M-IoT – Massive Internet of Things
MME – Mobility Management Entity
NAS – Non-Access Stratum
ng-eNB – Next-Generation eNodeB
NG-RAN – Next-Generation Radio Access Network
NNI – Network-to-Network Interface
NR – New Radio
NSA – Non-Standalone
OCS – Online Charging System
OFCS – Offline Charging System
PCF – Policy Control Function
PCRF – Policy and Charging Rules Function
PDN – Packet Data Network
PDU – Protocol Data Unit
PGW – Packet Data Network Gateway
PGW-C – PGW Control Plane Function
PGW-U – PGW User Plane Function
RAN – Radio Access Network
SA – Standalone
SBI – Service-Based Interface
SGW – Serving Gateway
SMF – Session Management Function
UDICOM - User Data Interworking, Coexistence and Migration
UDM – Unified Data Management
UPF – User Plane Function


Torbjörn Cagenius
Torbjörn Cagenius

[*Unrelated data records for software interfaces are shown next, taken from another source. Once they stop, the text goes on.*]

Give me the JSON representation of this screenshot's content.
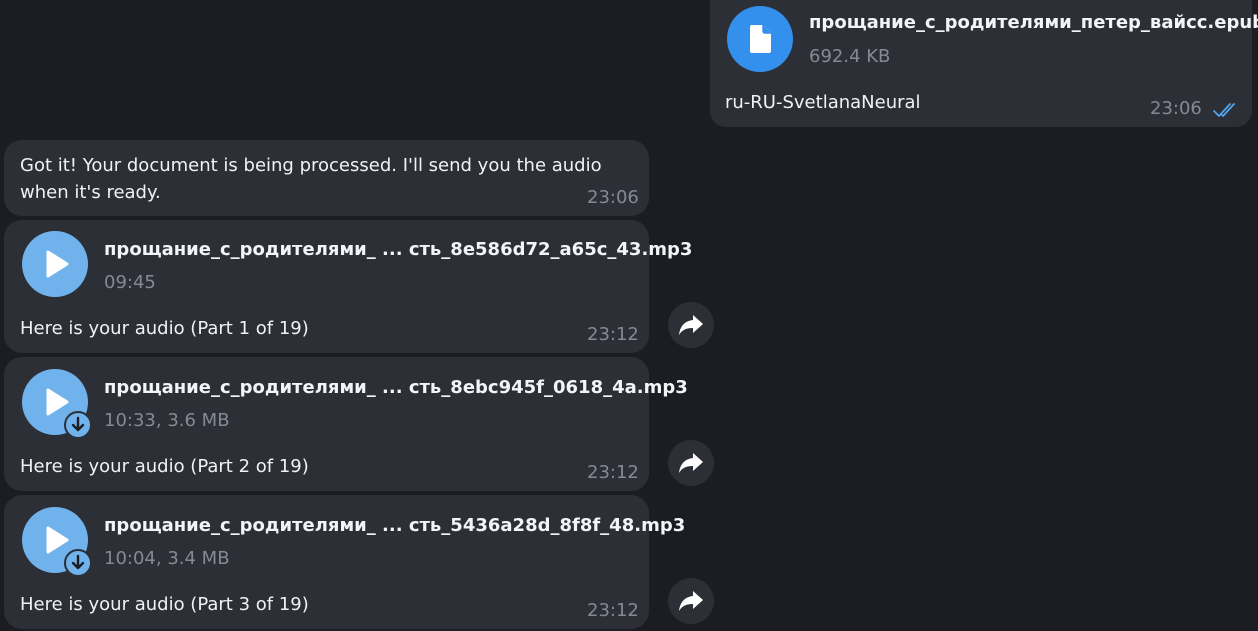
{
  "outgoing": {
    "file_name": "прощание_с_родителями_петер_вайсс.epub",
    "file_size": "692.4 KB",
    "caption": "ru-RU-SvetlanaNeural",
    "time": "23:06",
    "status": "read"
  },
  "incoming_text": {
    "line1": "Got it! Your document is being processed. I'll send you the audio",
    "line2": "when it's ready.",
    "time": "23:06"
  },
  "audio_messages": [
    {
      "file_name": "прощание_с_родителями_ ... сть_8e586d72_a65c_43.mp3",
      "meta": "09:45",
      "caption": "Here is your audio (Part 1 of 19)",
      "time": "23:12"
    },
    {
      "file_name": "прощание_с_родителями_ ... сть_8ebc945f_0618_4a.mp3",
      "meta": "10:33, 3.6 MB",
      "caption": "Here is your audio (Part 2 of 19)",
      "time": "23:12"
    },
    {
      "file_name": "прощание_с_родителями_ ... сть_5436a28d_8f8f_48.mp3",
      "meta": "10:04, 3.4 MB",
      "caption": "Here is your audio (Part 3 of 19)",
      "time": "23:12"
    }
  ],
  "colors": {
    "background": "#1c1d22",
    "bubble": "#2c2f35",
    "accent_blue": "#3390ec",
    "audio_blue": "#6fb2ec",
    "muted_text": "#858a92"
  },
  "icons": {
    "document": "document-icon",
    "play": "play-icon",
    "download": "download-arrow-icon",
    "forward": "forward-arrow-icon",
    "read_receipt": "double-check-icon"
  }
}
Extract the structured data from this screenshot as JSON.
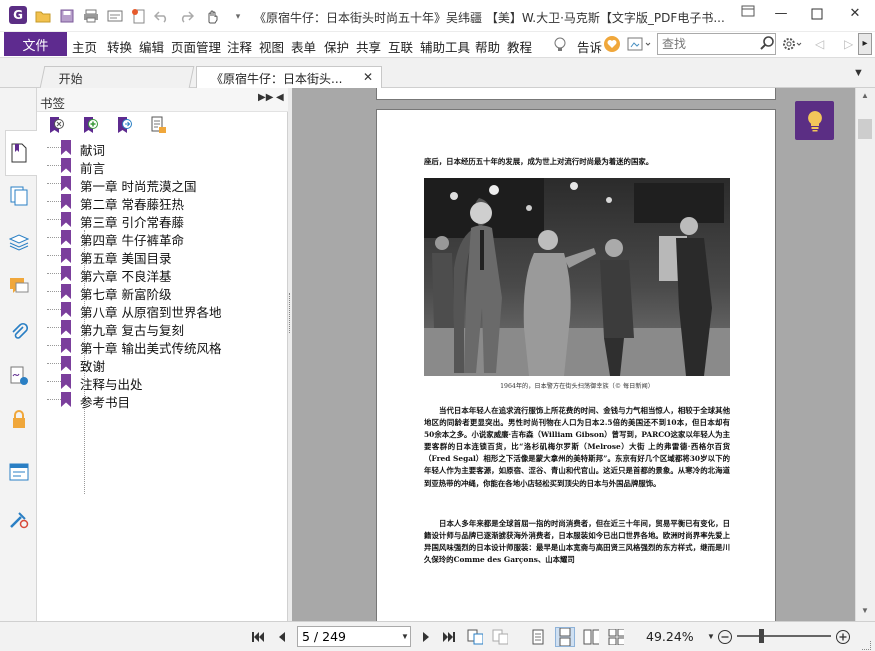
{
  "window": {
    "title": "《原宿牛仔：日本街头时尚五十年》吴纬疆 【美】W.大卫·马克斯【文字版_PDF电子书...",
    "controls": [
      "minimize",
      "maximize",
      "close"
    ]
  },
  "menu": {
    "file": "文件",
    "items": [
      "主页",
      "转换",
      "编辑",
      "页面管理",
      "注释",
      "视图",
      "表单",
      "保护",
      "共享",
      "互联",
      "辅助工具",
      "帮助",
      "教程"
    ],
    "tell_me": "告诉",
    "search_placeholder": "查找"
  },
  "tabs": [
    {
      "label": "开始",
      "active": false
    },
    {
      "label": "《原宿牛仔：日本街头...",
      "active": true
    }
  ],
  "sidebar": {
    "title": "书签",
    "bookmarks": [
      {
        "label": "献词"
      },
      {
        "label": "前言"
      },
      {
        "label": "第一章 时尚荒漠之国"
      },
      {
        "label": "第二章 常春藤狂热"
      },
      {
        "label": "第三章 引介常春藤"
      },
      {
        "label": "第四章 牛仔裤革命"
      },
      {
        "label": "第五章 美国目录"
      },
      {
        "label": "第六章 不良洋基"
      },
      {
        "label": "第七章 新富阶级"
      },
      {
        "label": "第八章 从原宿到世界各地"
      },
      {
        "label": "第九章 复古与复刻"
      },
      {
        "label": "第十章 输出美式传统风格"
      },
      {
        "label": "致谢"
      },
      {
        "label": "注释与出处"
      },
      {
        "label": "参考书目"
      }
    ]
  },
  "page": {
    "lead": "座后，日本经历五十年的发展，成为世上对流行时尚最为着迷的国家。",
    "caption": "1964年的，日本警方在街头扫荡御幸族（© 每日新闻）",
    "para1": "当代日本年轻人在追求流行服饰上所花费的时间、金钱与力气相当惊人，相较于全球其他地区的同龄者更显突出。男性时尚刊物在人口为日本2.5倍的美国还不到10本，但日本却有50余本之多。小说家威廉·吉布森（William Gibson）曾写到，PARCO这家以年轻人为主要客群的日本连锁百货，比“洛杉矶梅尔罗斯（Melrose）大街 上的弗雷德·西格尔百货（Fred Segal）相形之下活像是蒙大拿州的美特斯邦”。东京有好几个区域都将30岁以下的年轻人作为主要客源，如原宿、涩谷、青山和代官山。这近只是首都的景象。从寒冷的北海道到亚热带的冲绳，你能在各地小店轻松买到顶尖的日本与外国品牌服饰。",
    "para2": "日本人多年来都是全球首屈一指的时尚消费者，但在近三十年间，贸易平衡已有变化，日籍设计师与品牌已逐渐掳获海外消费者，日本服装如今已出口世界各地。欧洲时尚界率先爱上异国风味强烈的日本设计师服装：最早是山本宽斋与高田贤三风格强烈的东方样式，继而是川久保玲的Comme des Garçons、山本耀司"
  },
  "status": {
    "page_indicator": "5 / 249",
    "zoom": "49.24%"
  },
  "colors": {
    "brand": "#5e2b8f",
    "bookmark_flag": "#7b3f9c",
    "hint_button": "#5b2e84"
  }
}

is a senior expert in network architecture at Business Area Cloud Software and Services. He joined Ericsson in 1990 and has worked in a variety of technology areas such as fiber-to-the-home, main-remote radio base stations, fixed-mobile convergence, IPTV and network architecture evolution. In his current role, he focuses on 5G and network architecture evolution toward 6G. Cagenius holds an M.Sc. in electrical engineering from KTH Royal Institute of Technology in Stockholm, Sweden.
Ralf Keller
Ralf Keller
joined Ericsson in 1996. He is an expert in core network migration and his current focus is on packet core architecture and technology. His work includes both technology studies and contributions to product strategies for mobile communication, including communication services in 5G, migration to the 5GS, migration to 6G, and interworking and coexistence with legacy networks. He is also active in the GSMA, where he works on the profiling of 5G and 5G roaming and network slicing. Keller holds a Ph.D. in computer science from the University of Mannheim in Germany.
Lasse Olsson
Lasse Olsson
is an expert in core network evolution realization at Business Area Cloud Software and Services. He has over 30 years’ experience from telecommunication, joined Ericsson for the first time in 1991 and has worked in a variety of technology areas such as fixed telephony, mobile telephony (circuit switched and packet switched) and network architecture evolution. Olsson has had many different roles ranging from tester to system owner. In his current role, he focuses on how to make 5G simple, programmable and the network architecture evolution toward 6G.